Payload Separation Design
  • Spring loaded separation actuator along Payload centerline
      • 20,000 lbs spring rate with a 6 inch stroke (10K lb on each body)
  • ET vent forces are used in assist mode
      • ET Tumble Valve put back into the ET and activated
      • 40s and 800 lb vent forces
  • SSP worst-on-worst staging ICs
      • No Active attitude control

GO2/LH2 Vents

800 lbs

~ 2ft aft of sep plane

Spring Mechanism

10000 lbs

ET Tumble Valve

200 lbs

No major Separation issues identified
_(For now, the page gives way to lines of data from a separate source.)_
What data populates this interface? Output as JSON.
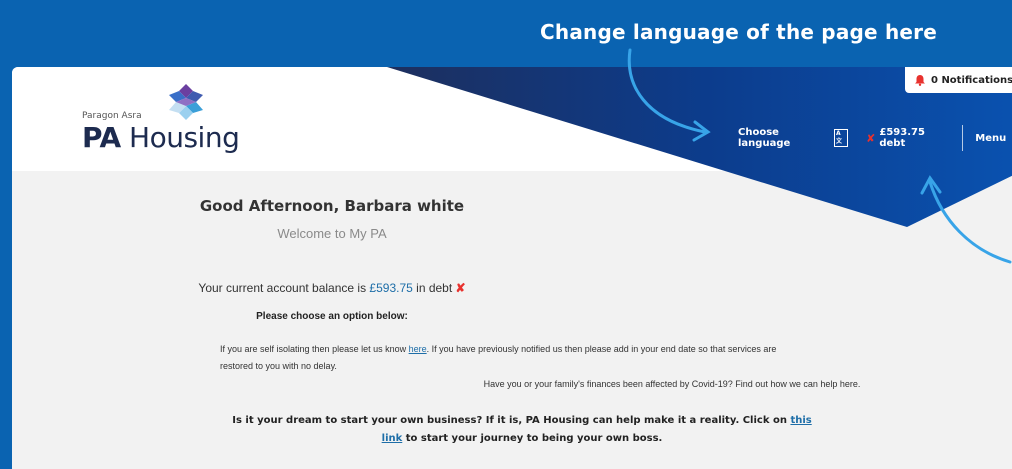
{
  "annotation": {
    "top": "Change language of the page here"
  },
  "logo": {
    "small": "Paragon Asra",
    "main_bold": "PA",
    "main_rest": " Housing"
  },
  "notifications": {
    "label": "0 Notifications"
  },
  "nav": {
    "choose_language": "Choose language",
    "debt": "£593.75 debt",
    "menu": "Menu"
  },
  "content": {
    "greeting": "Good Afternoon, Barbara white",
    "welcome": "Welcome to My PA",
    "balance_prefix": "Your current account balance is ",
    "balance_amount": "£593.75",
    "balance_suffix": " in debt ",
    "choose_option": "Please choose an option below:",
    "isolate_prefix": "If you are self isolating then please let us know ",
    "isolate_link": "here",
    "isolate_suffix": ".  If you have previously notified us then please add in your end date so that services are restored to you with no delay.",
    "covid": "Have you or your family's finances been affected by Covid-19?  Find out how we can help here.",
    "boss_prefix": "Is it your dream to start your own business? If it is, PA Housing can help make it a reality. Click on ",
    "boss_link": "this link",
    "boss_suffix": " to start your journey to being your own boss."
  },
  "colors": {
    "background": "#0a63b1",
    "banner": "#0d3f8f",
    "accent_red": "#e8322e",
    "link_blue": "#1e6ea8"
  }
}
near field payload separation max body rates
Near Field Payload Separation –Max Body Rates

Body Rates at Separation

P = -0.38 deg/sec

Q = -0.62 deg/sec

R = -0.30 deg/sec

conclusions
Conclusions
  • HLV Design is less capable than the current baseline
  • A significant amount of study of this concept is required by the broader community
  • Some benefits:
    • HLV makes maximum use of Shuttle assets
    • HLV retains essential contractor and civil servant skills
  • Potential support for ISS for both crew and cargo
  • Foundational Heavy Lift capability to support a variety of architectures
only one unique new start for hlv
Only One Unique New Start for HLV

Ares 1, Ares 5, Direct Unique New Starts

HLV Unique New start